Editor’s note: We thank Sarah Chorn of Bookworm Blues for contributing this review to our site. Kat did not like the first two books, Written in Red and Murder of Crows, but the series is extremely popular, so we are pleased to have Sarah’s opinion of the third book, Vision in Silver.
Each installment of Anne Bishop’s THE OTHERS series seems to only make me a bigger fan.
Before you read Vision in Silver, I should say that it is absolutely necessary for you to read the previous two books, Written in Read and Murder of Crows. Vision in Silver takes off a little after Murder of Crows ends. Things seem to be hitting a little bit of an equilibrium at the Courtyard, but in an attempt to control her cutting, Meg decides to make a controlled cut. Of course she has a vision. At first, none of what she sees makes sense, but soon the pieces of the puzzle start falling into place, which is half the thrill.
Vision in Silver has a bit of a different tone from the previous novels. Meg stops being the darling of the courtyard and starts making mistakes. The Others that she lives with don’t know how to handle her. There’s a murder which causes the humans to take a much larger role in the novel than they have in previous books, and the politics are intense, and almost overwhelming.
Readers will learn a lot more about the cassandra sangue, as Meg starts to really explore what makes her tick. The pressure that the Others and the Intuits feel from taking in these women who have been lost, kicked out, and confused, adds another layer of pressure and heartbreak to an already tense situation.
Vision in Silver is incredibly atmospheric and packed with tension and layers for readers to explore. There are very few authors who can make me feel both happy and heartbroken in the same sentence, and Bishop is one of them. She pulls out all the tricks, and infuses her book with all of the emotions that she can possibly muster.
This book is a bit more political and personal than the previous books. Meg really has to explore who she is and how she works in an effort to help all of the other women who have been basically abandoned from their very sheltered (and abusive) lives. It’s heartbreaking to see the struggle that these women go through, and it’s incredibly humanizing, empowering, and heartbreaking to see Meg push herself so far, and so hard, to help women that she doesn’t even really know.
The struggle between the Others and the humans is getting kicked up another notch. It’s obvious that Bishop is working toward something quite incredible in future books in the series. She’s spent the past two books moving her players around and ramping up the tension. The ending of Vision of Silver left me anxious to see what, exactly, she’s working toward. While I have my ideas, Bishop has a tendency to turn left when I expect her to turn right. Anything can happen but, oh, will I love the surprise.
The character development works perfectly along with the political developments. Both seem to fuel the other and push characters into some uncomfortable situations that force them to grow in unexpected ways.

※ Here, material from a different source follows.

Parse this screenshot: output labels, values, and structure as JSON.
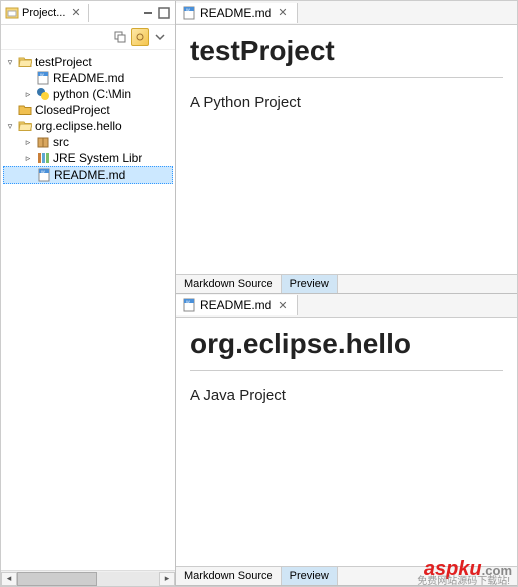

Meg was a powerful character before, but Vision in Silver humanizes her. Now she’s not just powerful, but she’s also fallible.
The mystery at the core of the novel is well done and has a result that managed to surprise me. Though, to be honest, the mystery wasn’t the most compelling part of the book. It did, however, give humans a much bigger role than they have previously had, and gives the political conflicts between humans and the Others a more personal and emotional ground.
Vision in Silver was quite a surprise. I loved the first two books in the series, but this one really shows just what a powerful author Bishop is. She flawlessly weaves together more plot threads than I thought possible, manages to keep readers guessing and on the edge of their seats, and moves the plot toward…. something incredible, I’m sure.
Set in the world of The Others: